Exercise description: Copy each line in the data below that contains the word "decreasing".

========================

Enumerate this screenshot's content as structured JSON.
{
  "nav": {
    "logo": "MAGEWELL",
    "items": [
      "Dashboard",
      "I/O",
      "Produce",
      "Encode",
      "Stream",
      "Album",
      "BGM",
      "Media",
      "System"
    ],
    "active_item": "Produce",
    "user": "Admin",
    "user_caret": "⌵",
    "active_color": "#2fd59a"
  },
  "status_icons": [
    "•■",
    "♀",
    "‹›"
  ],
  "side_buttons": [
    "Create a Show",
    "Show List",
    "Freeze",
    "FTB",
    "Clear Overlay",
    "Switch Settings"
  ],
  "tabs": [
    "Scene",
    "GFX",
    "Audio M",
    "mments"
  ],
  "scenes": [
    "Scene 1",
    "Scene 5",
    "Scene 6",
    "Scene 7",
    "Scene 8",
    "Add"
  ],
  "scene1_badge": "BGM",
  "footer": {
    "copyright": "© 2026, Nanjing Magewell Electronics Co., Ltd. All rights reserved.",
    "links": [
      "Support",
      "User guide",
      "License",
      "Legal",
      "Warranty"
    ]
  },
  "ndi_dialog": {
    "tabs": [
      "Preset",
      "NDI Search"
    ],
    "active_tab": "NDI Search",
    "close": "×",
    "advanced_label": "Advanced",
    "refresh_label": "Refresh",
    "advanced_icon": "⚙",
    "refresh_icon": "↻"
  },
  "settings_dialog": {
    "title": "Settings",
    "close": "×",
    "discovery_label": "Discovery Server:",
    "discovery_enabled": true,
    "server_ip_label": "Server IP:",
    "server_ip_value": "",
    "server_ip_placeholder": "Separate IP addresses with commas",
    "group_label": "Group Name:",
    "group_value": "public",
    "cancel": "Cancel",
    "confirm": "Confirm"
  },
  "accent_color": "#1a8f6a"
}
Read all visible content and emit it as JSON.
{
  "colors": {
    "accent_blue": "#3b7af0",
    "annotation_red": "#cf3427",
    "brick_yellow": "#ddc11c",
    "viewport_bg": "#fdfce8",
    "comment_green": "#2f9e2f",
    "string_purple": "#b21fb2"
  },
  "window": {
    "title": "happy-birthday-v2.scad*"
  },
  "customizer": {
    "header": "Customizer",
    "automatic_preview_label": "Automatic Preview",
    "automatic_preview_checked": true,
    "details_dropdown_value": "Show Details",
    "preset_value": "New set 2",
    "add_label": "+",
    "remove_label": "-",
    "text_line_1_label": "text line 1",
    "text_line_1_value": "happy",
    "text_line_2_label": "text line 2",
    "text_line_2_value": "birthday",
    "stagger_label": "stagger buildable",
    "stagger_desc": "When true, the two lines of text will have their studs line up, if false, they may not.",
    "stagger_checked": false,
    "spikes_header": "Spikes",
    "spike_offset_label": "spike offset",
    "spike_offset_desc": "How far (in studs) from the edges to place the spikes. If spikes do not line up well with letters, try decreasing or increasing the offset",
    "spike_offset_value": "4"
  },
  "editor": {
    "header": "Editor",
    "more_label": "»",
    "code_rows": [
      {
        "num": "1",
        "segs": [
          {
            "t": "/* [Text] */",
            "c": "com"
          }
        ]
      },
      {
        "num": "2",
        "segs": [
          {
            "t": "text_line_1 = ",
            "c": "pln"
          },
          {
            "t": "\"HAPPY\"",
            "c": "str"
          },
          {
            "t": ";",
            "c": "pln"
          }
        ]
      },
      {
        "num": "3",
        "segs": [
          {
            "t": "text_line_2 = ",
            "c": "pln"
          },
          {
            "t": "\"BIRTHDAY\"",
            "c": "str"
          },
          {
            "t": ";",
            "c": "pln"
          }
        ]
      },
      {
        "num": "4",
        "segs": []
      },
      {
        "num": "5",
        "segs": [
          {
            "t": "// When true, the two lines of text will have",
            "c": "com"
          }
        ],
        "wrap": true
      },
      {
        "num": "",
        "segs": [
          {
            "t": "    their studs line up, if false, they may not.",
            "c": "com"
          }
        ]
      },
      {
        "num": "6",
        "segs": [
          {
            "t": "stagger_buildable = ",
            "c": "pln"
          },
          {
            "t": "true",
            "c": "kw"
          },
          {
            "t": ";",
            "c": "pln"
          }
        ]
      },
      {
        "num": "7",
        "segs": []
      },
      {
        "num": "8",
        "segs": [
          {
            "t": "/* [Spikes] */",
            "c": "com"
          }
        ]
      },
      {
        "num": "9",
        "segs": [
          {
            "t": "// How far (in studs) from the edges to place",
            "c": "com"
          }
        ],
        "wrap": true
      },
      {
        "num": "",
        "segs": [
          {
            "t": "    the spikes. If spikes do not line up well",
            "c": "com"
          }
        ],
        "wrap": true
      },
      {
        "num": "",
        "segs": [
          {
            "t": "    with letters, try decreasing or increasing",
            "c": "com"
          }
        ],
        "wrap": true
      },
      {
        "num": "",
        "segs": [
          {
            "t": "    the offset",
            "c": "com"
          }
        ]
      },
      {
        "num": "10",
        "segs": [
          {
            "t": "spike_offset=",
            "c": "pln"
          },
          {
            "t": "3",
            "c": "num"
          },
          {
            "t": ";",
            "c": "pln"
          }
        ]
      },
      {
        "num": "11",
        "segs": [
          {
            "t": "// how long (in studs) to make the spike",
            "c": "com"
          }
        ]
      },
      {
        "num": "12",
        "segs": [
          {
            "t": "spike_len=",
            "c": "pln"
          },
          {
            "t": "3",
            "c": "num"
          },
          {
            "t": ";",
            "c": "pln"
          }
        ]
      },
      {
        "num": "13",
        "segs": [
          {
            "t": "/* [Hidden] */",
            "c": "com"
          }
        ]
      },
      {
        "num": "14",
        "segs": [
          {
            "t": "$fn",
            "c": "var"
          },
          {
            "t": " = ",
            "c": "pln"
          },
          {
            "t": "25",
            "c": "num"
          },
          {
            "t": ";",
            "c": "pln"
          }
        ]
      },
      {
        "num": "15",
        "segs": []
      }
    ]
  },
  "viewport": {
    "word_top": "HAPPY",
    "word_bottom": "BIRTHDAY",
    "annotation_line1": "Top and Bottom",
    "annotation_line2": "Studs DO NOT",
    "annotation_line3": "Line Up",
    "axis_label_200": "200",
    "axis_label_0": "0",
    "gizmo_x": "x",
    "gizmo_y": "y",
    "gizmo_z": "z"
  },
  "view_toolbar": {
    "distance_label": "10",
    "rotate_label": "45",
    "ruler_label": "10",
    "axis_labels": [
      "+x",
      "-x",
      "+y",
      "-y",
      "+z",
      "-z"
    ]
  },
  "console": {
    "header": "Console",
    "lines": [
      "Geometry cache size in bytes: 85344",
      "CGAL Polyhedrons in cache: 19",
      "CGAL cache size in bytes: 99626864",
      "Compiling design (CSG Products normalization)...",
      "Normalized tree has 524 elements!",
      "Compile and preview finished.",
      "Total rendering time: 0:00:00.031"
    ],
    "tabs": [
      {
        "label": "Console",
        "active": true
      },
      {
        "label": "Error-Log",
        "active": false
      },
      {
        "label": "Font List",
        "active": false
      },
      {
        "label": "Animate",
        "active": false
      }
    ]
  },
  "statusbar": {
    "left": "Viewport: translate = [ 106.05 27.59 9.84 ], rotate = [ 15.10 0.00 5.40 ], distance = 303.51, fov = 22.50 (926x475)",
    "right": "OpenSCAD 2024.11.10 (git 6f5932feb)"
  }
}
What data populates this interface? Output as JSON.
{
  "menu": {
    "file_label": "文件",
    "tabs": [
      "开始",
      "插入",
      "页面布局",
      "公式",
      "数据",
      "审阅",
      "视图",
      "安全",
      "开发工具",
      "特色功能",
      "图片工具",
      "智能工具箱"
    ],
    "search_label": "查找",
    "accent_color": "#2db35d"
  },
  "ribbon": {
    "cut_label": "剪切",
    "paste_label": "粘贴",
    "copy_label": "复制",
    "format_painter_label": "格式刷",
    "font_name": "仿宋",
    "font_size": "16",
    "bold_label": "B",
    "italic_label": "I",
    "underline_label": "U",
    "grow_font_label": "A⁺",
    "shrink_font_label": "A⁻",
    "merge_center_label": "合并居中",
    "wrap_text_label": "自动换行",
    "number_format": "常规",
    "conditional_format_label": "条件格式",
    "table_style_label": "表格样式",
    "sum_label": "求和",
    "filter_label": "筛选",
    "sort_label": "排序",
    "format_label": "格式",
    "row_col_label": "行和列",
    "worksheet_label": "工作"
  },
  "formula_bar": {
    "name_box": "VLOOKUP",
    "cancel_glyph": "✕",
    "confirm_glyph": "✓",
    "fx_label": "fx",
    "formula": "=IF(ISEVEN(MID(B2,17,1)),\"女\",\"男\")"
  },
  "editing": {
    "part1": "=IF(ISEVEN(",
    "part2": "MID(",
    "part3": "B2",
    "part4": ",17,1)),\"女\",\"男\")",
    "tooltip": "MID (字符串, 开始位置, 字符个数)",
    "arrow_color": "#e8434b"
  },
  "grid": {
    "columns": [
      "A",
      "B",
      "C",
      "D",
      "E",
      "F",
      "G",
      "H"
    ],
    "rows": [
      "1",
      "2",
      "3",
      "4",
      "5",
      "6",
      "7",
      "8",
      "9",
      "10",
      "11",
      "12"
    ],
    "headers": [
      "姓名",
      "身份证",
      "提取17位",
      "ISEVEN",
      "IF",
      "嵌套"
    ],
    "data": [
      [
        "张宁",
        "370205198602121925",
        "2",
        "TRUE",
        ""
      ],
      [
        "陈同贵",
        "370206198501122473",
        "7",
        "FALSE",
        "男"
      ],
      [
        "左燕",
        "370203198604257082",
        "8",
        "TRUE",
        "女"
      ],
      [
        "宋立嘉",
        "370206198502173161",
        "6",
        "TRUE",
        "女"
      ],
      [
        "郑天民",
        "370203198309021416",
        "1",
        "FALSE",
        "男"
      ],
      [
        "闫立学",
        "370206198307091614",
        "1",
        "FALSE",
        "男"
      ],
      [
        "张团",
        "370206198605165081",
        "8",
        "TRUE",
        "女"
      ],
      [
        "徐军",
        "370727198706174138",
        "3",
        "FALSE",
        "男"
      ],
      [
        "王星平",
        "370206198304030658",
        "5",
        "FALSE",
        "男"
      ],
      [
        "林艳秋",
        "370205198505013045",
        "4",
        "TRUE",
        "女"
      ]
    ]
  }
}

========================

Solution to this task:
    "spike_offset_desc": "How far (in studs) from the edges to place the spikes. If spikes do not line up well with letters, try decreasing or increasing the offset",
            "t": "    with letters, try decreasing or increasing",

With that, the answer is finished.